EXERCISE DESCRIPTION
Output all entries below exactly as they are given.

DATA SHOWN
╭──

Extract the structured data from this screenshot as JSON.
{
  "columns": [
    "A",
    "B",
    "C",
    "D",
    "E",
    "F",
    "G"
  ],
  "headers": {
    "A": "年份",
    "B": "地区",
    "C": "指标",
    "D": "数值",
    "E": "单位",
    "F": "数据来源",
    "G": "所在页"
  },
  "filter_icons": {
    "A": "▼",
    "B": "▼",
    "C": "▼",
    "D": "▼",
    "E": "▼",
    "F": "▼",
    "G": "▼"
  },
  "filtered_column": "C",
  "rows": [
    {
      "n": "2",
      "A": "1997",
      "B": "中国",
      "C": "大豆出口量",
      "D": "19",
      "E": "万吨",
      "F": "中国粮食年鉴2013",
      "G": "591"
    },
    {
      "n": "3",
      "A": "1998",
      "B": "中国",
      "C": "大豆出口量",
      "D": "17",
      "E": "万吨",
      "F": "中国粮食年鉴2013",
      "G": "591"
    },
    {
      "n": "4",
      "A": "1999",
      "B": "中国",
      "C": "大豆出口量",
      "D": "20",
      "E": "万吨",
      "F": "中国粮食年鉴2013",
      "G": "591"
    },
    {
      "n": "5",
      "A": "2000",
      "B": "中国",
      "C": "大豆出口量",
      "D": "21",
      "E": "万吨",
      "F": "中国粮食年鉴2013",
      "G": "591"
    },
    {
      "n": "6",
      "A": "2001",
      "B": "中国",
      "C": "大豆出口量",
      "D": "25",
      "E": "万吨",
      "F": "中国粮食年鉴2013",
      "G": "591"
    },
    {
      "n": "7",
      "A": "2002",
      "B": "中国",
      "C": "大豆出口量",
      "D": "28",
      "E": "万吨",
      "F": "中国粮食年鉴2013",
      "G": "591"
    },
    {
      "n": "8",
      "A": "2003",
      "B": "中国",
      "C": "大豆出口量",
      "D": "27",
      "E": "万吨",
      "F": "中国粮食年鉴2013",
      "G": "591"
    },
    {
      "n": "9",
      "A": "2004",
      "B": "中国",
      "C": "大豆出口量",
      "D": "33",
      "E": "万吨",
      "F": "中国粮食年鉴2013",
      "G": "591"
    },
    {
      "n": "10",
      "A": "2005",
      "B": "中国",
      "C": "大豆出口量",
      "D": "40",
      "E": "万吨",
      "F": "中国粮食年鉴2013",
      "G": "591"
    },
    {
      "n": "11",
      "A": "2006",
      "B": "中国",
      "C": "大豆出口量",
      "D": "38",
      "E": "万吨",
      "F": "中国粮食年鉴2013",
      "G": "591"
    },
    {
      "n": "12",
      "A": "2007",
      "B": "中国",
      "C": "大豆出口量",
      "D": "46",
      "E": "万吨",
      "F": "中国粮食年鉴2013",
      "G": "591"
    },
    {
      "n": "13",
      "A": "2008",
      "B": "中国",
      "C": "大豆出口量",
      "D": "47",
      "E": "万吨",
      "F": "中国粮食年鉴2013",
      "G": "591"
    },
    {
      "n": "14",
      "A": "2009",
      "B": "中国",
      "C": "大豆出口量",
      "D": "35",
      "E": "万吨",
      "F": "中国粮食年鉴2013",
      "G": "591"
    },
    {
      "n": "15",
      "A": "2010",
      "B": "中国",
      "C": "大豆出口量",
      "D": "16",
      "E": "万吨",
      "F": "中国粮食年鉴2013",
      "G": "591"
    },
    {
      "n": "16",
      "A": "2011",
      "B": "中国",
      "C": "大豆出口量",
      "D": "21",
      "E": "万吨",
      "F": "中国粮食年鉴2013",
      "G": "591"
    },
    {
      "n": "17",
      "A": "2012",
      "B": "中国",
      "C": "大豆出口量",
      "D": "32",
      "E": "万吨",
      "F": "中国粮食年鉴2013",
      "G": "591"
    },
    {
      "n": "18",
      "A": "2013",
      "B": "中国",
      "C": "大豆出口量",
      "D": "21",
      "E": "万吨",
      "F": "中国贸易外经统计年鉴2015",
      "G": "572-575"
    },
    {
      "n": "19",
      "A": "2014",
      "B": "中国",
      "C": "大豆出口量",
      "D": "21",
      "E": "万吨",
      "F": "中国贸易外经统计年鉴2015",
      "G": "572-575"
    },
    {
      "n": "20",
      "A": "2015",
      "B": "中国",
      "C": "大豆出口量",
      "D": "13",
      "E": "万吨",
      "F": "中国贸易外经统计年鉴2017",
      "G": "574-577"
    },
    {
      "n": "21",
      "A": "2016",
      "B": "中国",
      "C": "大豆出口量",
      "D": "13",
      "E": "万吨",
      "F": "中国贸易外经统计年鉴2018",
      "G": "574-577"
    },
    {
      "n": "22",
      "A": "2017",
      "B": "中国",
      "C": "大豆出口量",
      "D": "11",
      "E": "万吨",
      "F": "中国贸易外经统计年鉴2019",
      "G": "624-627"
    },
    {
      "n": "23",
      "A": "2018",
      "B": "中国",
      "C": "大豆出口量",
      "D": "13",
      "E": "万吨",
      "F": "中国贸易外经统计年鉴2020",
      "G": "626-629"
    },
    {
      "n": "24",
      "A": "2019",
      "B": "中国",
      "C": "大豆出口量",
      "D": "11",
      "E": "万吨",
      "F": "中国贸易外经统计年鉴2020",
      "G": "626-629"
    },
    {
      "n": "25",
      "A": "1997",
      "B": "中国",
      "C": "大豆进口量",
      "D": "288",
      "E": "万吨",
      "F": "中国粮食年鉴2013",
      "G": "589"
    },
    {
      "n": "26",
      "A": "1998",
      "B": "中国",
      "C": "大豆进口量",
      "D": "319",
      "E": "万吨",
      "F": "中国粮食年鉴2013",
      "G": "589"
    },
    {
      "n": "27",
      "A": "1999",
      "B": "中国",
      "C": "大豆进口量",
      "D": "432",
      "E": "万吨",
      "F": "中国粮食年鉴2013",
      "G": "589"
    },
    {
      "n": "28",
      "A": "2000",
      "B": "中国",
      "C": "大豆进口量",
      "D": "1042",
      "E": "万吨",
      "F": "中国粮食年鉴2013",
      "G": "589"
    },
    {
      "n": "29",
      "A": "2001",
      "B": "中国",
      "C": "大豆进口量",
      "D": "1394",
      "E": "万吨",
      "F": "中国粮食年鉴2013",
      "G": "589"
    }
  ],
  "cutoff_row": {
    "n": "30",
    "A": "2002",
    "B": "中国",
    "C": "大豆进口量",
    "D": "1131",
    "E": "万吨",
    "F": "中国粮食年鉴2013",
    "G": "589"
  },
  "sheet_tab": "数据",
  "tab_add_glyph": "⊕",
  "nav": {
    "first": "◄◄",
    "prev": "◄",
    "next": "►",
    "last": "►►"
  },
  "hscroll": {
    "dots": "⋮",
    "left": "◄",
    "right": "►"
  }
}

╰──

OUTPUT
Extract the structured data from this screenshot as JSON.
{
  "columns": [
    "A",
    "B",
    "C",
    "D",
    "E",
    "F",
    "G"
  ],
  "headers": {
    "A": "年份",
    "B": "地区",
    "C": "指标",
    "D": "数值",
    "E": "单位",
    "F": "数据来源",
    "G": "所在页"
  },
  "filter_icons": {
    "A": "▼",
    "B": "▼",
    "C": "▼",
    "D": "▼",
    "E": "▼",
    "F": "▼",
    "G": "▼"
  },
  "filtered_column": "C",
  "rows": [
    {
      "n": "2",
      "A": "1997",
      "B": "中国",
      "C": "大豆出口量",
      "D": "19",
      "E": "万吨",
      "F": "中国粮食年鉴2013",
      "G": "591"
    },
    {
      "n": "3",
      "A": "1998",
      "B": "中国",
      "C": "大豆出口量",
      "D": "17",
      "E": "万吨",
      "F": "中国粮食年鉴2013",
      "G": "591"
    },
    {
      "n": "4",
      "A": "1999",
      "B": "中国",
      "C": "大豆出口量",
      "D": "20",
      "E": "万吨",
      "F": "中国粮食年鉴2013",
      "G": "591"
    },
    {
      "n": "5",
      "A": "2000",
      "B": "中国",
      "C": "大豆出口量",
      "D": "21",
      "E": "万吨",
      "F": "中国粮食年鉴2013",
      "G": "591"
    },
    {
      "n": "6",
      "A": "2001",
      "B": "中国",
      "C": "大豆出口量",
      "D": "25",
      "E": "万吨",
      "F": "中国粮食年鉴2013",
      "G": "591"
    },
    {
      "n": "7",
      "A": "2002",
      "B": "中国",
      "C": "大豆出口量",
      "D": "28",
      "E": "万吨",
      "F": "中国粮食年鉴2013",
      "G": "591"
    },
    {
      "n": "8",
      "A": "2003",
      "B": "中国",
      "C": "大豆出口量",
      "D": "27",
      "E": "万吨",
      "F": "中国粮食年鉴2013",
      "G": "591"
    },
    {
      "n": "9",
      "A": "2004",
      "B": "中国",
      "C": "大豆出口量",
      "D": "33",
      "E": "万吨",
      "F": "中国粮食年鉴2013",
      "G": "591"
    },
    {
      "n": "10",
      "A": "2005",
      "B": "中国",
      "C": "大豆出口量",
      "D": "40",
      "E": "万吨",
      "F": "中国粮食年鉴2013",
      "G": "591"
    },
    {
      "n": "11",
      "A": "2006",
      "B": "中国",
      "C": "大豆出口量",
      "D": "38",
      "E": "万吨",
      "F": "中国粮食年鉴2013",
      "G": "591"
    },
    {
      "n": "12",
      "A": "2007",
      "B": "中国",
      "C": "大豆出口量",
      "D": "46",
      "E": "万吨",
      "F": "中国粮食年鉴2013",
      "G": "591"
    },
    {
      "n": "13",
      "A": "2008",
      "B": "中国",
      "C": "大豆出口量",
      "D": "47",
      "E": "万吨",
      "F": "中国粮食年鉴2013",
      "G": "591"
    },
    {
      "n": "14",
      "A": "2009",
      "B": "中国",
      "C": "大豆出口量",
      "D": "35",
      "E": "万吨",
      "F": "中国粮食年鉴2013",
      "G": "591"
    },
    {
      "n": "15",
      "A": "2010",
      "B": "中国",
      "C": "大豆出口量",
      "D": "16",
      "E": "万吨",
      "F": "中国粮食年鉴2013",
      "G": "591"
    },
    {
      "n": "16",
      "A": "2011",
      "B": "中国",
      "C": "大豆出口量",
      "D": "21",
      "E": "万吨",
      "F": "中国粮食年鉴2013",
      "G": "591"
    },
    {
      "n": "17",
      "A": "2012",
      "B": "中国",
      "C": "大豆出口量",
      "D": "32",
      "E": "万吨",
      "F": "中国粮食年鉴2013",
      "G": "591"
    },
    {
      "n": "18",
      "A": "2013",
      "B": "中国",
      "C": "大豆出口量",
      "D": "21",
      "E": "万吨",
      "F": "中国贸易外经统计年鉴2015",
      "G": "572-575"
    },
    {
      "n": "19",
      "A": "2014",
      "B": "中国",
      "C": "大豆出口量",
      "D": "21",
      "E": "万吨",
      "F": "中国贸易外经统计年鉴2015",
      "G": "572-575"
    },
    {
      "n": "20",
      "A": "2015",
      "B": "中国",
      "C": "大豆出口量",
      "D": "13",
      "E": "万吨",
      "F": "中国贸易外经统计年鉴2017",
      "G": "574-577"
    },
    {
      "n": "21",
      "A": "2016",
      "B": "中国",
      "C": "大豆出口量",
      "D": "13",
      "E": "万吨",
      "F": "中国贸易外经统计年鉴2018",
      "G": "574-577"
    },
    {
      "n": "22",
      "A": "2017",
      "B": "中国",
      "C": "大豆出口量",
      "D": "11",
      "E": "万吨",
      "F": "中国贸易外经统计年鉴2019",
      "G": "624-627"
    },
    {
      "n": "23",
      "A": "2018",
      "B": "中国",
      "C": "大豆出口量",
      "D": "13",
      "E": "万吨",
      "F": "中国贸易外经统计年鉴2020",
      "G": "626-629"
    },
    {
      "n": "24",
      "A": "2019",
      "B": "中国",
      "C": "大豆出口量",
      "D": "11",
      "E": "万吨",
      "F": "中国贸易外经统计年鉴2020",
      "G": "626-629"
    },
    {
      "n": "25",
      "A": "1997",
      "B": "中国",
      "C": "大豆进口量",
      "D": "288",
      "E": "万吨",
      "F": "中国粮食年鉴2013",
      "G": "589"
    },
    {
      "n": "26",
      "A": "1998",
      "B": "中国",
      "C": "大豆进口量",
      "D": "319",
      "E": "万吨",
      "F": "中国粮食年鉴2013",
      "G": "589"
    },
    {
      "n": "27",
      "A": "1999",
      "B": "中国",
      "C": "大豆进口量",
      "D": "432",
      "E": "万吨",
      "F": "中国粮食年鉴2013",
      "G": "589"
    },
    {
      "n": "28",
      "A": "2000",
      "B": "中国",
      "C": "大豆进口量",
      "D": "1042",
      "E": "万吨",
      "F": "中国粮食年鉴2013",
      "G": "589"
    },
    {
      "n": "29",
      "A": "2001",
      "B": "中国",
      "C": "大豆进口量",
      "D": "1394",
      "E": "万吨",
      "F": "中国粮食年鉴2013",
      "G": "589"
    }
  ],
  "cutoff_row": {
    "n": "30",
    "A": "2002",
    "B": "中国",
    "C": "大豆进口量",
    "D": "1131",
    "E": "万吨",
    "F": "中国粮食年鉴2013",
    "G": "589"
  },
  "sheet_tab": "数据",
  "tab_add_glyph": "⊕",
  "nav": {
    "first": "◄◄",
    "prev": "◄",
    "next": "►",
    "last": "►►"
  },
  "hscroll": {
    "dots": "⋮",
    "left": "◄",
    "right": "►"
  }
}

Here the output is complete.